:: Entries provided

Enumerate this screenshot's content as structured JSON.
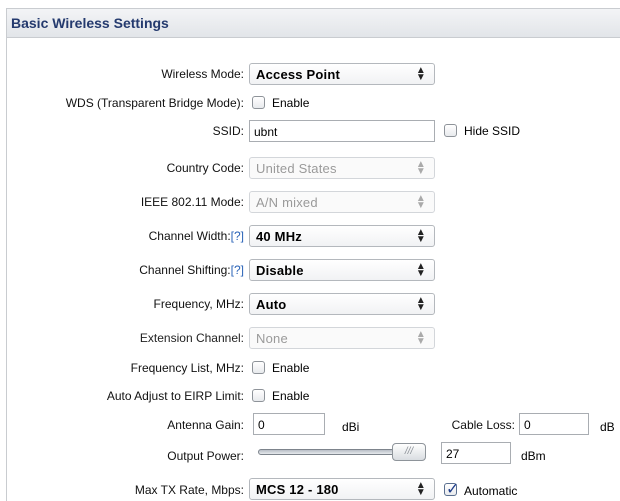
{
  "panel": {
    "title": "Basic Wireless Settings"
  },
  "wireless_mode": {
    "label": "Wireless Mode:",
    "value": "Access Point"
  },
  "wds": {
    "label": "WDS (Transparent Bridge Mode):",
    "checkbox_label": "Enable",
    "checked": false
  },
  "ssid": {
    "label": "SSID:",
    "value": "ubnt",
    "hide_label": "Hide SSID",
    "hide_checked": false
  },
  "country_code": {
    "label": "Country Code:",
    "value": "United States"
  },
  "ieee_mode": {
    "label": "IEEE 802.11 Mode:",
    "value": "A/N mixed"
  },
  "channel_width": {
    "label": "Channel Width:",
    "help": "[?]",
    "value": "40 MHz"
  },
  "channel_shifting": {
    "label": "Channel Shifting:",
    "help": "[?]",
    "value": "Disable"
  },
  "frequency": {
    "label": "Frequency, MHz:",
    "value": "Auto"
  },
  "extension_channel": {
    "label": "Extension Channel:",
    "value": "None"
  },
  "frequency_list": {
    "label": "Frequency List, MHz:",
    "checkbox_label": "Enable",
    "checked": false
  },
  "auto_adjust": {
    "label": "Auto Adjust to EIRP Limit:",
    "checkbox_label": "Enable",
    "checked": false
  },
  "antenna_gain": {
    "label": "Antenna Gain:",
    "value": "0",
    "unit": "dBi"
  },
  "cable_loss": {
    "label": "Cable Loss:",
    "value": "0",
    "unit": "dB"
  },
  "output_power": {
    "label": "Output Power:",
    "value": "27",
    "unit": "dBm",
    "slider_level": 1.0
  },
  "max_tx_rate": {
    "label": "Max TX Rate, Mbps:",
    "value": "MCS 12 - 180",
    "auto_label": "Automatic",
    "auto_checked": true
  },
  "icons": {
    "select_arrow": "updown-arrows-icon",
    "checkmark": "checkmark-icon",
    "slider_grip": "grip-icon"
  },
  "colors": {
    "title": "#243a6e",
    "help_link": "#2a63b7",
    "header_bg": "#e6e9ec"
  }
}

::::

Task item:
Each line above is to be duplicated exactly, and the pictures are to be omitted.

Solution to this exercise:
Enumerate this screenshot's content as structured JSON.
{
  "panel": {
    "title": "Basic Wireless Settings"
  },
  "wireless_mode": {
    "label": "Wireless Mode:",
    "value": "Access Point"
  },
  "wds": {
    "label": "WDS (Transparent Bridge Mode):",
    "checkbox_label": "Enable",
    "checked": false
  },
  "ssid": {
    "label": "SSID:",
    "value": "ubnt",
    "hide_label": "Hide SSID",
    "hide_checked": false
  },
  "country_code": {
    "label": "Country Code:",
    "value": "United States"
  },
  "ieee_mode": {
    "label": "IEEE 802.11 Mode:",
    "value": "A/N mixed"
  },
  "channel_width": {
    "label": "Channel Width:",
    "help": "[?]",
    "value": "40 MHz"
  },
  "channel_shifting": {
    "label": "Channel Shifting:",
    "help": "[?]",
    "value": "Disable"
  },
  "frequency": {
    "label": "Frequency, MHz:",
    "value": "Auto"
  },
  "extension_channel": {
    "label": "Extension Channel:",
    "value": "None"
  },
  "frequency_list": {
    "label": "Frequency List, MHz:",
    "checkbox_label": "Enable",
    "checked": false
  },
  "auto_adjust": {
    "label": "Auto Adjust to EIRP Limit:",
    "checkbox_label": "Enable",
    "checked": false
  },
  "antenna_gain": {
    "label": "Antenna Gain:",
    "value": "0",
    "unit": "dBi"
  },
  "cable_loss": {
    "label": "Cable Loss:",
    "value": "0",
    "unit": "dB"
  },
  "output_power": {
    "label": "Output Power:",
    "value": "27",
    "unit": "dBm",
    "slider_level": 1.0
  },
  "max_tx_rate": {
    "label": "Max TX Rate, Mbps:",
    "value": "MCS 12 - 180",
    "auto_label": "Automatic",
    "auto_checked": true
  },
  "icons": {
    "select_arrow": "updown-arrows-icon",
    "checkmark": "checkmark-icon",
    "slider_grip": "grip-icon"
  },
  "colors": {
    "title": "#243a6e",
    "help_link": "#2a63b7",
    "header_bg": "#e6e9ec"
  }
}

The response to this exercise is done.